Have you heard these lyrics? How Westerberg manages to call a garbage man and a janitor, a “Sanitation expert and a maintenance engineer” respectively, fitting in with rhyme and rhythm, is nothing short of genius. Because a flight attendant really is nothing more than a waitress in the sky (well…they do have to meet a certain height requirement in order to store the luggage in the overhead compartments, but that’s besides the point). You know what it says in my resume? Information Technology – Master Data Management. Do you know what that means? Data bitch.

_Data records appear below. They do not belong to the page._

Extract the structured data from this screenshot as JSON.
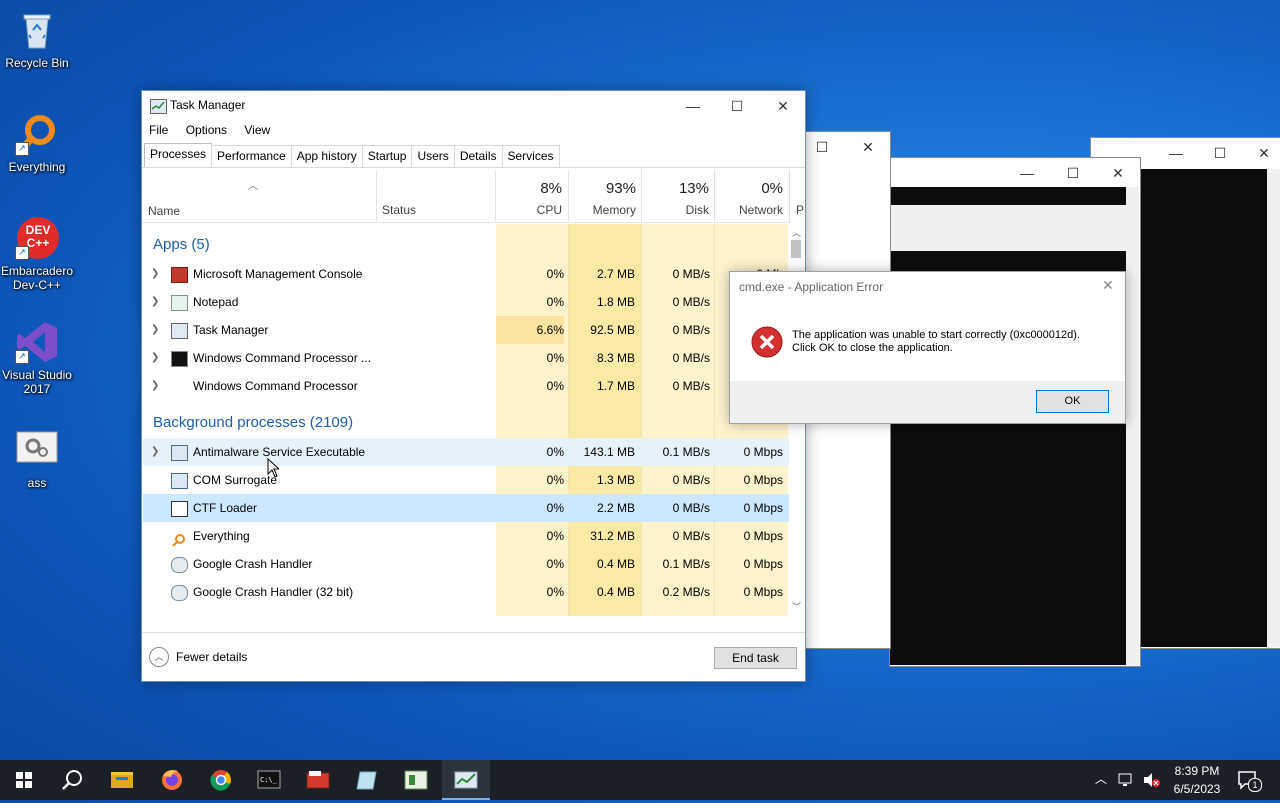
{
  "desktop": {
    "icons": [
      {
        "label": "Recycle Bin",
        "icon": "recycle-bin-icon"
      },
      {
        "label": "Everything",
        "icon": "everything-search-icon"
      },
      {
        "label": "Embarcadero Dev-C++",
        "icon": "devcpp-icon",
        "badge": "DEV C++"
      },
      {
        "label": "Visual Studio 2017",
        "icon": "visual-studio-icon"
      },
      {
        "label": "ass",
        "icon": "settings-file-icon"
      }
    ]
  },
  "task_manager": {
    "title": "Task Manager",
    "menu": [
      "File",
      "Options",
      "View"
    ],
    "tabs": [
      "Processes",
      "Performance",
      "App history",
      "Startup",
      "Users",
      "Details",
      "Services"
    ],
    "active_tab": "Processes",
    "columns": {
      "name": "Name",
      "status": "Status",
      "cpu": {
        "pct": "8%",
        "label": "CPU"
      },
      "memory": {
        "pct": "93%",
        "label": "Memory"
      },
      "disk": {
        "pct": "13%",
        "label": "Disk"
      },
      "network": {
        "pct": "0%",
        "label": "Network"
      },
      "power": "P"
    },
    "groups": {
      "apps": "Apps (5)",
      "background": "Background processes (2109)"
    },
    "apps": [
      {
        "name": "Microsoft Management Console",
        "cpu": "0%",
        "memory": "2.7 MB",
        "disk": "0 MB/s",
        "network": "0 Mb"
      },
      {
        "name": "Notepad",
        "cpu": "0%",
        "memory": "1.8 MB",
        "disk": "0 MB/s",
        "network": ""
      },
      {
        "name": "Task Manager",
        "cpu": "6.6%",
        "memory": "92.5 MB",
        "disk": "0 MB/s",
        "network": ""
      },
      {
        "name": "Windows Command Processor ...",
        "cpu": "0%",
        "memory": "8.3 MB",
        "disk": "0 MB/s",
        "network": ""
      },
      {
        "name": "Windows Command Processor",
        "cpu": "0%",
        "memory": "1.7 MB",
        "disk": "0 MB/s",
        "network": ""
      }
    ],
    "background": [
      {
        "name": "Antimalware Service Executable",
        "cpu": "0%",
        "memory": "143.1 MB",
        "disk": "0.1 MB/s",
        "network": "0 Mbps"
      },
      {
        "name": "COM Surrogate",
        "cpu": "0%",
        "memory": "1.3 MB",
        "disk": "0 MB/s",
        "network": "0 Mbps"
      },
      {
        "name": "CTF Loader",
        "cpu": "0%",
        "memory": "2.2 MB",
        "disk": "0 MB/s",
        "network": "0 Mbps"
      },
      {
        "name": "Everything",
        "cpu": "0%",
        "memory": "31.2 MB",
        "disk": "0 MB/s",
        "network": "0 Mbps"
      },
      {
        "name": "Google Crash Handler",
        "cpu": "0%",
        "memory": "0.4 MB",
        "disk": "0.1 MB/s",
        "network": "0 Mbps"
      },
      {
        "name": "Google Crash Handler (32 bit)",
        "cpu": "0%",
        "memory": "0.4 MB",
        "disk": "0.2 MB/s",
        "network": "0 Mbps"
      }
    ],
    "fewer_details": "Fewer details",
    "end_task": "End task"
  },
  "error_dialog": {
    "title": "cmd.exe - Application Error",
    "message_line1": "The application was unable to start correctly (0xc000012d).",
    "message_line2": "Click OK to close the application.",
    "ok_label": "OK"
  },
  "taskbar": {
    "items": [
      "start-icon",
      "search-icon",
      "file-explorer-icon",
      "firefox-icon",
      "chrome-icon",
      "command-prompt-icon",
      "management-console-icon",
      "notepad-icon",
      "paint-icon",
      "task-manager-icon"
    ],
    "time": "8:39 PM",
    "date": "6/5/2023",
    "notification_count": "1"
  },
  "colors": {
    "accent": "#1f5ea8",
    "cpu_highlight": "#fbe9a6",
    "error_red": "#d32f2f"
  }
}
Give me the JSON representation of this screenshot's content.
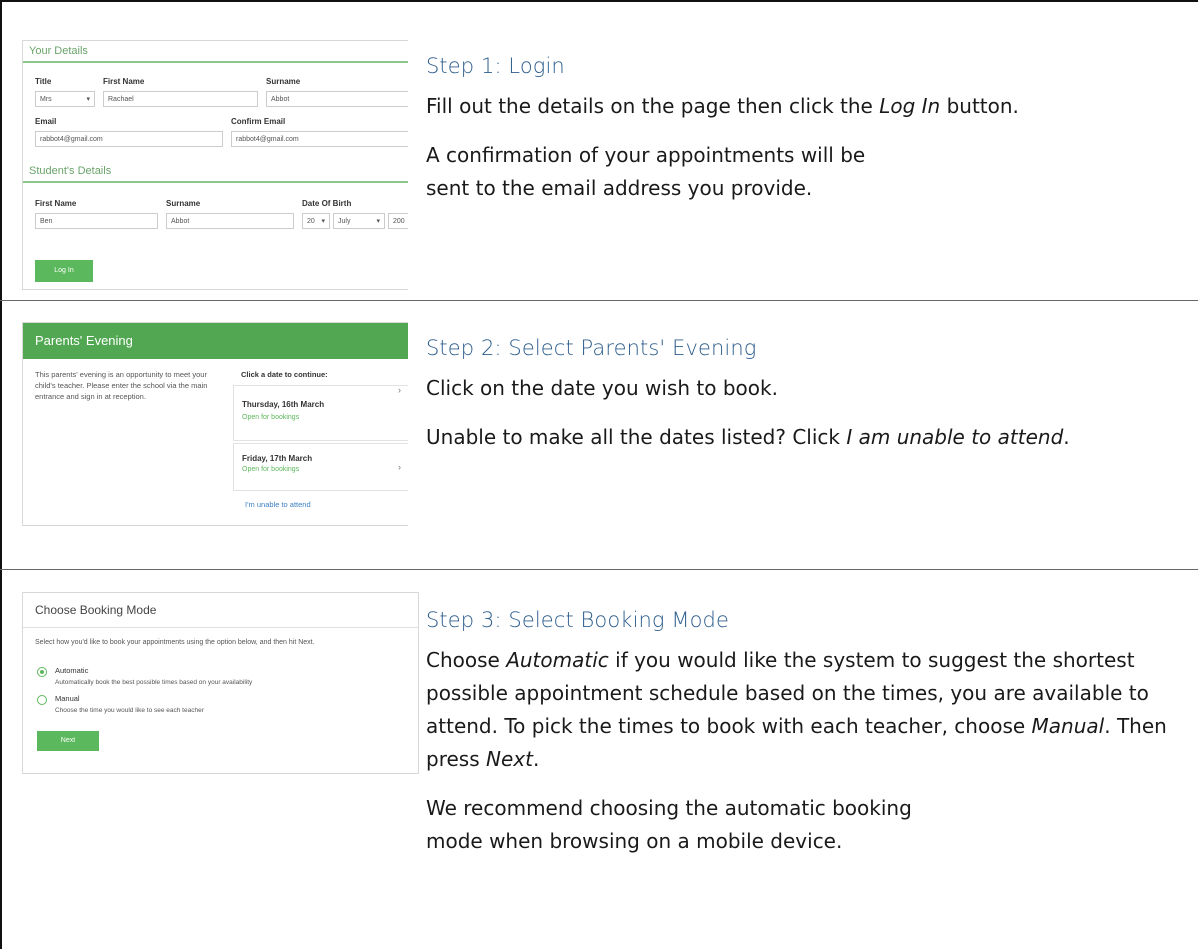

8. In my opinion, Tim bests Let It Be because the band—not just Paul Westerberg—were at their peak in terms of melody. Like, notice how the wild guitar solo of “Hold My Life” shifted and led us into the chorus? But the best example comes in “Kiss Me on the Bus,” probably because Westerberg’s vocals are incredibly clear (not to mention cute or catchy or captivating or other positively valent c-words that I can’t think of), “Ooh, if you knew how I felt now / You wouldn’t act so adult now / Hurry, hurry, here comes my stop / Kiss me on the bus.” Listen to that jangly guitar riff (it usually comes after Westerberg’s “Oooon the bus”) that swings in and out, propelling the song along. Even Mars’ drumming in the chorus, seen as it enters with the “Kiss” lyric, has a surprisingly lyrical (melodic) quality to it.
9. The great mystery of the world is how “Left of the Dial,” a love song to both Angie Carlson (of Let’s Active, though this is never explicitly stated, so it could be your love song to whomever you’d like) and, more obviously, to college rock radio, was omitted from Rhino’s box set Left of the Dial: Dispatches from the ‘80s Underground. THEY HAVE THE SAME NAME!
10. Now, one of the greatest qualities of writing for yourself and not a publication is that you can go about it personally. One of the sillier things about our education system is that they taught us never to use first person when we’re writing essays. Sentences like “I believe that this is true” were changed to the more absolute and less-bias-showing “This is true.” Bullshit. As if. As if the everyday person would open up an essay—or in this case, a review—and not know that what they were reading was someone else’s opinion.
“Here Comes a Regular” is an immensely personal song, and to talk about it in an impersonal manner? It wouldn’t do it justice. It’s like every single depressing lyric of the album, all the “Hold my life because I just might lose it”’s, the “If being afraid’s a crime, we hang side-by-side”’s, the “All you ever wanted was someone to take care of ya”’s, rolled into one, but the thing is, there’s not a single fucking thing to distract us from the crushingly sad lyrics. Basically “Sixteen Blue,” just with a clear-as-crystal acoustic guitar instead of an electric one. I had heard the song dozens of times before (it had at that point accumulated the most plays according to Itunes, though this was before I recognized the beauty of the shorter and sweeter “Waitress in the Sky”), but there was this one afternoon in the summer of 2012, when I came to the realization for the first time after a period of denial that I had lost nearly everything (the story really isn’t that important, or maybe it is, but I don’t want to tell it). And listening to the song, cigarette-in-mouth, at the time didn’t make me feel better. I nearly cried my fucking eyes out, but looking back, it sort of did. Paul’s lingering questions, “Am I the only one…here today?” “Am I the only one…who feels ashamed?” made me feel like I wasn’t alone.
I have a dream … of a world where more people know about Tim.